If the proposed Monument to Democracy, a peace memorial honoring the dead of the First World War, had been built in the Washington Heights section of New York City, it would have been a massive complex with more than 50 statues and an arch taller than the ones in Washington Square Park and Grand Army Plaza in Brooklyn.
To understand the audacious vision for the Monument to Democracy, one has to first understand the man who conceived it and single-handedly tried to make it a reality.
George Grey Barnard was a leading sculptor in the early 1900s who received several major commissions, including a statuary group completed in 1911 at the Pennsylvania State Capitol. He was also an art collector and after spending several years in France moved to Washington Heights shortly before World War I.
He was as uncompromising as he was talented. For example, after he designed statues for the pediments of the New York Public Library, he blasted John Donnelly, the architectural sculptor who carved and placed the statues, for not following his plans and sued him for $50,000. “They are a disgrace to me as well as to the reputation of a great city. I insist that these figures be taken down,” Barnard declared indignantly.
Barnard with British Sculptor Clare Sheridan at The Cloisters (1921). Photo by Ralph Pulitzer. Via Wikimedia Commons
He lost the library fight but around the same time he scored one of his greatest triumphs. In 1914 he opened The Cloisters, a museum at Fort Washington Avenue and 190th Street near his home in Washington Heights, showcasing his extensive collection of Gothic and Romanesque art that he had assembled during his time in France.
After World War I ended in 1918, he began a new project called the Monument to Democracy, a national peace memorial dedicated to those who died on the battlefields and their surviving families.
Bromley Map, 1930, Showing the Original Cloisters and Barnard’s Buildings Along Fort Washington Avenue. Via NY Public Library Digital Collections
The plans for the monument included a 100-foot tall marble arch with a rainbow mosaic, a bronze tree of life, and more than 50 statue figures. Meant to reflect the futility of war, it included figures representing fallen soldiers, widows, and bereaved mothers. The rainbow was intended as a symbol of hope.

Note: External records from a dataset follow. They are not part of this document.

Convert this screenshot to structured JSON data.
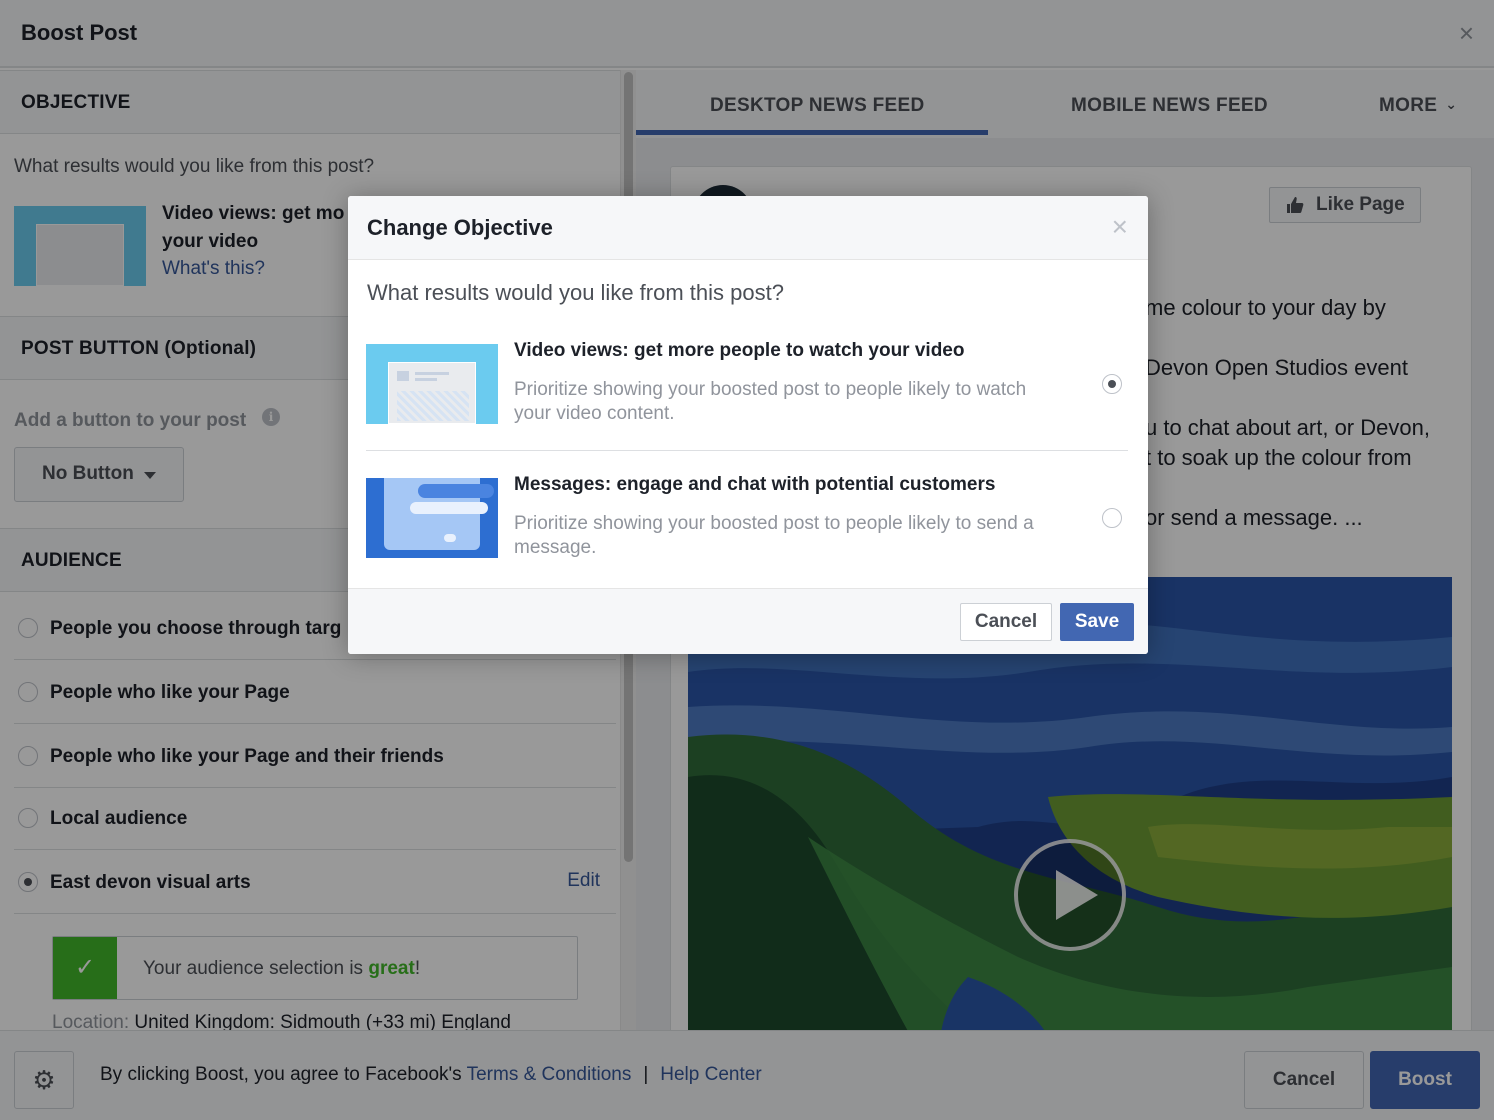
{
  "boost": {
    "title": "Boost Post",
    "close_glyph": "×"
  },
  "objective": {
    "heading": "OBJECTIVE",
    "question": "What results would you like from this post?",
    "selected_title": "Video views: get more people to watch your video",
    "selected_title_visible": "Video views: get mo your video",
    "whats_this": "What's this?"
  },
  "post_button": {
    "heading": "POST BUTTON (Optional)",
    "label": "Add a button to your post",
    "info_glyph": "i",
    "dropdown_value": "No Button"
  },
  "audience": {
    "heading": "AUDIENCE",
    "options": [
      {
        "label": "People you choose through targ",
        "selected": false
      },
      {
        "label": "People who like your Page",
        "selected": false
      },
      {
        "label": "People who like your Page and their friends",
        "selected": false
      },
      {
        "label": "Local audience",
        "selected": false
      },
      {
        "label": "East devon visual arts",
        "selected": true
      }
    ],
    "edit_label": "Edit",
    "feedback_prefix": "Your audience selection is ",
    "feedback_word": "great",
    "feedback_suffix": "!",
    "check_glyph": "✓",
    "location_key": "Location:",
    "location_value": "United Kingdom: Sidmouth (+33 mi) England"
  },
  "preview": {
    "tabs": [
      "DESKTOP NEWS FEED",
      "MOBILE NEWS FEED",
      "MORE"
    ],
    "active_tab": "DESKTOP NEWS FEED",
    "more_caret": "⌄",
    "like_page": "Like Page",
    "like_icon": "thumbs-up-icon",
    "post_lines": [
      "me colour to your day by",
      "Devon Open Studios event",
      "u to chat about art, or Devon,",
      "t to soak up the colour from",
      "or send a message. ..."
    ]
  },
  "footer": {
    "gear_glyph": "⚙",
    "agree_text": "By clicking Boost, you agree to Facebook's ",
    "terms_link": "Terms & Conditions",
    "separator": "|",
    "help_link": "Help Center",
    "cancel_label": "Cancel",
    "boost_label": "Boost"
  },
  "modal": {
    "title": "Change Objective",
    "close_glyph": "×",
    "question": "What results would you like from this post?",
    "options": [
      {
        "title": "Video views: get more people to watch your video",
        "description": "Prioritize showing your boosted post to people likely to watch your video content.",
        "selected": true
      },
      {
        "title": "Messages: engage and chat with potential customers",
        "description": "Prioritize showing your boosted post to people likely to send a message.",
        "selected": false
      }
    ],
    "cancel_label": "Cancel",
    "save_label": "Save"
  },
  "colors": {
    "brand_blue": "#4267b2",
    "link_blue": "#365899",
    "success_green": "#42b72a"
  }
}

For nearly 20 years, Barnard worked on creating full-size plaster and wood models of the “Rainbow Arch,” statues, and tree of life.
To help finance this endeavor, he sold his Cloisters art collection for $600,000 in 1925 to John D. Rockefeller, Jr. The Cloisters became a branch of the Metropolitan Museum of Art but remained on Barnard’s property until a new facility could be constructed. (Click here to see film shot at the original Cloisters in 1928.)
Despite some setbacks, Barnard finished the models in 1936 and talked of finally transferring them into marble. The full installation was put on public display inside a former powerhouse building in Inwood where he worked on the project (the arch would not fit inside his home studio).
Meanwhile, Rockefeller built a new home for the Cloisters, which opened in 1938, in part of the area of Fort Tryon Park where Barnard had wanted to place the monument. As a result, Barnard planned to put the arch and statues on his own property adjacent to the old Cloisters. But in the interim, Barnard reused the old Cloisters space to exhibit other art he owned, in a new museum called the Abbaye.
Barnard died in April, 1938 at the age of 74, just two weeks before the new Cloisters opened in Fort Tryon Park. Consider his legacy: he created The Cloisters as his personal project and it flourished in the hands of Rockefeller and the Met who placed it in the park, but his grand, if not quixotic, Monument to Democracy, lacking such a patron, remained a dream unrealized.
His will called for his estate to pay for the completion of the monument. However, the funds available were insufficient to cover all of the costs. Despite some initial interest from other groups in helping to finance the project, other funding sources never materialized.
Barnard’s home/studio, the original Cloisters location, and the property where he hoped to place the monument, were sold and replaced with apartment buildings in the 1940s.
The models were stored, first at locations in New York and beginning in 1945 at the Philadelphia Museum of Art, which bought much of his still extensive art collection. In an interview with Untapped Cities, Brian E. Hack, who is writing a book about the Monument to Democracy and other key Barnard projects, told us that “unfortunately very little remains of the models, just a few scattered small pieces in poor condition.”
Barnard’s legacy lives on elsewhere, including his statue of Pan at Columbia University and, of course, at The Cloisters.
The Second, and Current, Cloisters in Fort Tryon Park
Next, read about 8 other monumental arches of NYC, Pierre Huyghe’s rooftop sculpture installation at the Met, and check out the Cloisters, a medieval museum on the hill. Contact the author @Jeff_Reuben